Here's how the detectives extracted their "confession" from Vasquez:
Detective 1: Tell us how you did it.
Vasquez: I grabbed the knife and just stabbed her that's all.
Detective 2: Oh, David. Oh, David. Now, if you would have told us the way it happened, we could believe you a little bit better.
Vasquez: I only say that that it did happen, and I did it, my fingerprints were on it.
Detective 2: You hung her.
Detective 2: You hung her!
Vasquez: Okay, I hung her.
Based on this "confession," Hudson decided he would prosecute Vasquez into Virginia's electric chair even though they had no evidence beyond the confession and the semen found on the body could not have come from Vasquez. He announced his decision on the death penalty in court with Vasquez standing nearby. Hudson remembers, "As intended, Vasquez reacted with visible trepidation."
According to his book, it was supposed to be leverage to force Vasquez to give up the other guy whom Hudson knew must be involved. But Vasquez never named another guy. The detectives, who told Vasquez he hung the victim, had no name to suggest to him. With two court-appointed lawyers assisting him and facing execution, Vasquez entered a plea of guilty in return for a sentence of 30 years.
Even though Hudson was convinced there was someone else involved with Vasquez, the Arlington authorities closed their investigation and their file shortly after Vasquez went to the penitentiary.
Soon after Vasquez went to prison, another woman was discovered raped and murdered in her home near the killing blamed on Vasquez. The crimes were virtually identical. Another detective, Joe Horgas, knew something was wrong. He pursued the case and other killings for months and found a serial killer who was responsible for several murders including the killing that Hudson pinned on Vasquez. The serial killer, Timothy Spencer, who was later executed, worked alone.
When detective Horgas and Helen Fahey, the prosecutor who succeeded Hudson, decided to seek a pardon for Vasquez, they invited Hudson back to the office to hear their story. Hudson listened to the detective's presentation, a compelling array of evidence that showed conclusively that Vasquez had been in prison five years for a crime he could not have committed.
Hudson listened to the presentation. In his book, he offered his response to the news that he had zealously pursued the wrong guy: "I certainly wish him the best and regret what happened. However, I offer no apologies."
Hudson himself calls the Vasquez prosecution a "career-defining case." It's a career of crime fighting that in its beginning included a Fritos theft and a dog-abuse prosecution and now brings him face to face with Michael Vick and a dogfighting conspiracy.
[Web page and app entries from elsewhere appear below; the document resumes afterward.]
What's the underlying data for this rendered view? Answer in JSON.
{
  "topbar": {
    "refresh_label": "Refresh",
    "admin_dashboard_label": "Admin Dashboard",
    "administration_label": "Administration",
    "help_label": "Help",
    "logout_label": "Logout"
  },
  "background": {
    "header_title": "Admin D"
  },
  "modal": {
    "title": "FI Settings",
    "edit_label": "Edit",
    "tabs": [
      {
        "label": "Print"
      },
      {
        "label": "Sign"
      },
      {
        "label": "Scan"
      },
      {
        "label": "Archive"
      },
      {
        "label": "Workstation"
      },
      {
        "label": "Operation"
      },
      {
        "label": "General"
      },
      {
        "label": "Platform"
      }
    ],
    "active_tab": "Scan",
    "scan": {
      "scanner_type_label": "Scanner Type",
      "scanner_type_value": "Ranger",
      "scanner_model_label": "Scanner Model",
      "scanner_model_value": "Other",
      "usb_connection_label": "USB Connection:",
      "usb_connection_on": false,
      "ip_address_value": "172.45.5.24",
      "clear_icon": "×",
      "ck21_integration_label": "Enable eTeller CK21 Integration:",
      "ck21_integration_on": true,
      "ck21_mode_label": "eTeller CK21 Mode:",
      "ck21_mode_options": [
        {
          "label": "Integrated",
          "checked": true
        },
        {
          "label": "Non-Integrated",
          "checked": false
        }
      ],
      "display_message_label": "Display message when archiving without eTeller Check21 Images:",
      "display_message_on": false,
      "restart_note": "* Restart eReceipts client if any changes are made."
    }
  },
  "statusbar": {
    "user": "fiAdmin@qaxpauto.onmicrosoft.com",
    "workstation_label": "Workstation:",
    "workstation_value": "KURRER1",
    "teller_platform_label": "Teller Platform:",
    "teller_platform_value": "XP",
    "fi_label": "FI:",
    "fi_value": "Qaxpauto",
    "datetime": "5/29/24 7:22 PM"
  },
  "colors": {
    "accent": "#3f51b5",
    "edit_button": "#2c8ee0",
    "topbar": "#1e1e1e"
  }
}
If Vick wants to know what to expect Dec. 10, he might want to talk to the Fritos guy or to David Vasquez.
Lester Munson, a Chicago lawyer and journalist who has been reporting on investigative and legal issues in the sports industry for 18 years, is a senior writer for ESPN.com.
Quarterback Michael Vick and his lawyers might look at Judge Henry E. Hudson's record and conclude that Vick might be in for a surprise on Dec. 10 when Hudson decides Vick's sentence in a dogfighting and gambling scheme, writes ESPN.com's Lester Munson.